» **Website and app data records**:
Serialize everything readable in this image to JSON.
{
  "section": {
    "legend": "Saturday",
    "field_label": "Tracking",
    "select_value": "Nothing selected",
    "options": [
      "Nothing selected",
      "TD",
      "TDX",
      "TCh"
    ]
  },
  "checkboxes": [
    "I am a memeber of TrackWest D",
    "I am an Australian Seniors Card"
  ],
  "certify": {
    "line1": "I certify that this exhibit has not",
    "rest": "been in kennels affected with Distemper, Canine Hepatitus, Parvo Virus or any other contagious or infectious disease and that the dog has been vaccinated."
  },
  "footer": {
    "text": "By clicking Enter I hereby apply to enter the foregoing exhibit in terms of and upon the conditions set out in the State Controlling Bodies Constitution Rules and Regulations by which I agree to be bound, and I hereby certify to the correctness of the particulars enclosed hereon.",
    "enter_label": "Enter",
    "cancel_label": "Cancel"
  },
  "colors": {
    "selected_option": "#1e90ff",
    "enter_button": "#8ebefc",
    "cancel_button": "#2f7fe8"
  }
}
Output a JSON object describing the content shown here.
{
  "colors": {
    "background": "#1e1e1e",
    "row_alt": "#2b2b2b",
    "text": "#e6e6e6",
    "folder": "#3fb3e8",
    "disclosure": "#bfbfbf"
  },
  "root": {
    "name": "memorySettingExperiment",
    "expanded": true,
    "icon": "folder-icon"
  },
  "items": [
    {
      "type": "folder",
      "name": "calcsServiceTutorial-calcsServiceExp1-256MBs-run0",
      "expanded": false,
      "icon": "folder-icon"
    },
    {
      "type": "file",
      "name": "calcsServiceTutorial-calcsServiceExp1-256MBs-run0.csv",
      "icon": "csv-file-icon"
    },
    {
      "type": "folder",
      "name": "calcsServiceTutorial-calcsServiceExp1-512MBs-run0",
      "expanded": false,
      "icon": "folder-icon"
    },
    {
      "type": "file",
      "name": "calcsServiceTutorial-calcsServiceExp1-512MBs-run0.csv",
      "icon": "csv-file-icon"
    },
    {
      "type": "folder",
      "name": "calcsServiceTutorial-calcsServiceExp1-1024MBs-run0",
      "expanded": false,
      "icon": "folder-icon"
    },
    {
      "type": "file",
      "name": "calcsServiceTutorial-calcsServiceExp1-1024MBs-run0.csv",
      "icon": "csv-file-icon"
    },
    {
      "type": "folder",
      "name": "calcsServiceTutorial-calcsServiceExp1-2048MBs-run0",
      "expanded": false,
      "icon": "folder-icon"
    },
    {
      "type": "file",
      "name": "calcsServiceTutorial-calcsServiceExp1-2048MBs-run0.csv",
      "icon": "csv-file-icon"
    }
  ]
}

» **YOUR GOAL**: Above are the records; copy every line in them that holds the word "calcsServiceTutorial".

» **ANSWER TO THIS EXERCISE**:
      "name": "calcsServiceTutorial-calcsServiceExp1-256MBs-run0",
      "name": "calcsServiceTutorial-calcsServiceExp1-256MBs-run0.csv",
      "name": "calcsServiceTutorial-calcsServiceExp1-512MBs-run0",
      "name": "calcsServiceTutorial-calcsServiceExp1-512MBs-run0.csv",
      "name": "calcsServiceTutorial-calcsServiceExp1-1024MBs-run0",
      "name": "calcsServiceTutorial-calcsServiceExp1-1024MBs-run0.csv",
      "name": "calcsServiceTutorial-calcsServiceExp1-2048MBs-run0",
      "name": "calcsServiceTutorial-calcsServiceExp1-2048MBs-run0.csv",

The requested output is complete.